In the evening, on I-40, I can see the traffic sign for the Navajo Travel Center. There is a Shell gas station, and five trailers are parked there. It is still early afternoon, 3:50 p.m. Today, I have run 66 Kms. (41 miles) It’s about 2.5 miles less than my goal, but at the same time I got to experience some of eternity. It seems a very good trade-off that I’ve benefited from. I also appreciate I have run safely and we have travelled here without any problems.
Not Feeling Blue in This Shirt – Completing Arizona
Day 17. Monday May 11. Today I will run along I-40 for 43.5 miles (70 Kms) north-east. Distance wise it sounds like a usual day. In fact it’s a very special day. Today I will complete running across Arizona!
It’s 4:39 a.m. now, here in Arizona. No, I’m not suffering from insomnia, but being a vast continent, the USA has different time zones and in New Mexico, where our final destination of the day is, it is already 5:39 a.m., one hour ahead of Arizona. I am making an early start to cover this one hour loss, well at least as much as possible without harming myself.
About five and a half hours later and I have run 25.5 miles (41 Kms), and am now in a small town called Allentown, we have decided to take a lunch break here. It is still 10:15 a.m.. The early start has worked out well.
After our lunch break, I am ready to make my last 8.7-mile (14 Km) run in Arizona which will get us to the border with New Mexico. For comfort and to express gratitude, I’ve changed my running shirt … now, I am wearing the blue shirt of Singapore Barefoot Minimalist Group. I am also a member of this running club, which is one of the official supporting organizations of my USA cross run. This club is creating awareness of minimal running style in Singapore, and doesn’t depend too much on external things, such as high-tech shoes with lots of functions. Many of the members of this club’s lifestyle are minimal, too. The truth is you can do a lot with a little, though a little kindness makes it go a lot further. The kindness of many of the members, including one of the founders, Mr. Joe Tan, of this running club is just outstanding.
Now, I can see the welcome sign of New Mexico. It is 1:50 p.m. here on the Arizona side, but beyond the welcome sign, it is 2:50 p.m. in New Mexico. Both Arizona and New Mexico are in Mountain Time Zone. However, New Mexico is applying the daylight saving system, while Arizona is not. Therefore, New Mexico is one hour ahead of Arizona. Neung, my wife, jokes with me and asks if its safe to cross the State line, she doesn’t want to age an hour instantly, I tell her don’t worry she will always be the same to me. All three of us hop across the line together.
It is day 17 since our start from Santa Monica Pier, I have finally run across Arizona. I have run 428 miles (688 Kms) in this state, and the total accumulated distance from Santa Monica is now 739 miles (1,189 Kms).

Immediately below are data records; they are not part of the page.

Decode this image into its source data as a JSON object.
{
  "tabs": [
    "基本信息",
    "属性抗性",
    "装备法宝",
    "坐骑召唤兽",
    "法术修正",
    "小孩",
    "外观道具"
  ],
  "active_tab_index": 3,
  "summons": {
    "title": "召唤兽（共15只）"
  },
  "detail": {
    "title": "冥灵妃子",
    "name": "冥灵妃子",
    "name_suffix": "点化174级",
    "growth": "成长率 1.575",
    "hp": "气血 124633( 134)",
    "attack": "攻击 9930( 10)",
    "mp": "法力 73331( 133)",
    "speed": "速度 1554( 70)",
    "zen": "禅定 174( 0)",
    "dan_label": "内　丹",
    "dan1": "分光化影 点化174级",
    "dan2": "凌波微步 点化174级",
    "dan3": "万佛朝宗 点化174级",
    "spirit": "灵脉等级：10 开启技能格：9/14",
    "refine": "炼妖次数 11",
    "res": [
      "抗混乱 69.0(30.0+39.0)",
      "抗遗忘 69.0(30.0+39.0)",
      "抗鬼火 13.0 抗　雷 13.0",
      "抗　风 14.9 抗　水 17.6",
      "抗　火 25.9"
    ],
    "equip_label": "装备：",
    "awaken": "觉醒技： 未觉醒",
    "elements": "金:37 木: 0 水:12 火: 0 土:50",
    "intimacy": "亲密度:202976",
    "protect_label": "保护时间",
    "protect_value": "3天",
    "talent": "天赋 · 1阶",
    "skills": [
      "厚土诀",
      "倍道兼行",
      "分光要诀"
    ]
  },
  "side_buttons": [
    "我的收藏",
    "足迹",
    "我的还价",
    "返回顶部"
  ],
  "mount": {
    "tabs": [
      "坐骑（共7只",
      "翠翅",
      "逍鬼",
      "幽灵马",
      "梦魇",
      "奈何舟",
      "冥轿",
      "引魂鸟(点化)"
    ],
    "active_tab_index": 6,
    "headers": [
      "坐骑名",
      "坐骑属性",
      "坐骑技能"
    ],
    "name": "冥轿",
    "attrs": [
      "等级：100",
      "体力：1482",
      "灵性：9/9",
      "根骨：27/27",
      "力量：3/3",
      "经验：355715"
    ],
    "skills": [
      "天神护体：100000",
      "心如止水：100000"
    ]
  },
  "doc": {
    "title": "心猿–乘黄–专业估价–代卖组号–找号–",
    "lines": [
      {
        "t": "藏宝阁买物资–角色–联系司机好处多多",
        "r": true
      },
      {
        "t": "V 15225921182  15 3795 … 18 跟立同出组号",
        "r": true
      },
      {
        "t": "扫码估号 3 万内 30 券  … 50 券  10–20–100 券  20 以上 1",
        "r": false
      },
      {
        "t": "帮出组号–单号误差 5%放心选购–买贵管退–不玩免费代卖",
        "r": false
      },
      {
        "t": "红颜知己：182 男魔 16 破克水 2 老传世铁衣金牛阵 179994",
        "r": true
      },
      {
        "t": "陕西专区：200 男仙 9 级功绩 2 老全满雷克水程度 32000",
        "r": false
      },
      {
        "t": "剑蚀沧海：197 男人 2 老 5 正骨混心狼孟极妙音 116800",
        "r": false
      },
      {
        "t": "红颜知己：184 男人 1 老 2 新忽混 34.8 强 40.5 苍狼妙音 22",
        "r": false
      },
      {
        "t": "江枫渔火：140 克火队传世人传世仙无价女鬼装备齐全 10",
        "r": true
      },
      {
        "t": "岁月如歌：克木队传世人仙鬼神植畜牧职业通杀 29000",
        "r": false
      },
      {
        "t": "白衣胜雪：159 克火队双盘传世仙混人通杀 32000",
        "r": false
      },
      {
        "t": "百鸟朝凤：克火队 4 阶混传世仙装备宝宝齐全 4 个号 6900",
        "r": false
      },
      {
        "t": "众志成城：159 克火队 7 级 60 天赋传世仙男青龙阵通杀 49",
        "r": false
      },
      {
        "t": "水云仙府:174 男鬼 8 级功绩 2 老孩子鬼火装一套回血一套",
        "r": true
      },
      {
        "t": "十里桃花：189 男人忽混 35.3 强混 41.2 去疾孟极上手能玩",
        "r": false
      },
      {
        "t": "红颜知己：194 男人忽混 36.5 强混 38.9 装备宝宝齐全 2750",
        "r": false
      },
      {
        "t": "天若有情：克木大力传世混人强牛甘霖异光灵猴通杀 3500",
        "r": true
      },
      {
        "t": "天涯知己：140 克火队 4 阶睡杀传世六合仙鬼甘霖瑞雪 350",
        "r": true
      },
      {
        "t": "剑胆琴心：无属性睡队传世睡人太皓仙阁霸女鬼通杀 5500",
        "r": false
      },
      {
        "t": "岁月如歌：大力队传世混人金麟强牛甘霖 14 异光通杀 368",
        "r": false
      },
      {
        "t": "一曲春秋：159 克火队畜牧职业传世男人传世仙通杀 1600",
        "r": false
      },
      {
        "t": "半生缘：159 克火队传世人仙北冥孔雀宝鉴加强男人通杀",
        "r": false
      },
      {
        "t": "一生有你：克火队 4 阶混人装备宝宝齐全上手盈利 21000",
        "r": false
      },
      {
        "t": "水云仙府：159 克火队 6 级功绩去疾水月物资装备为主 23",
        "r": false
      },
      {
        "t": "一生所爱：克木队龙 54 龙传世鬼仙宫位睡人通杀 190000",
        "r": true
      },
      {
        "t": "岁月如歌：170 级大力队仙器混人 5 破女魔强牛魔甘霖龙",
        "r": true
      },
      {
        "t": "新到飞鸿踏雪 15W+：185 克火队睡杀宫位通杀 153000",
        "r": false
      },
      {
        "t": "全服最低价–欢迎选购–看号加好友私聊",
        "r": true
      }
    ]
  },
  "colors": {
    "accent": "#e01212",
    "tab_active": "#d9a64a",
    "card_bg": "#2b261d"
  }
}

Most importantly, I feel happy that we three have arrived here safely, well and in good spirits.
This is all thanks to Greg and Neung, who have been supporting me for 24 hours each and every day. And, special thanks are due to Thomas too, my main sponsor of this project, who has been protecting the three of us with his huge and kind generosity. Although he isn’t on the road or in the RV he really is with us every step of the way, as well as before and after too! And, I don’t know how to appreciate more all of those sponsorship companies and friends, who have given me their unconditional love.
Next monthly column, on FEB 1, will be “Chapter 3 : New Mexico”.
2017 January 1
K (Atsuyuki Katsuyama)
Management member of Route 66 Association of Japan
Leader of Thailand 100 Miles Run Club
email : firstname.lastname@example.org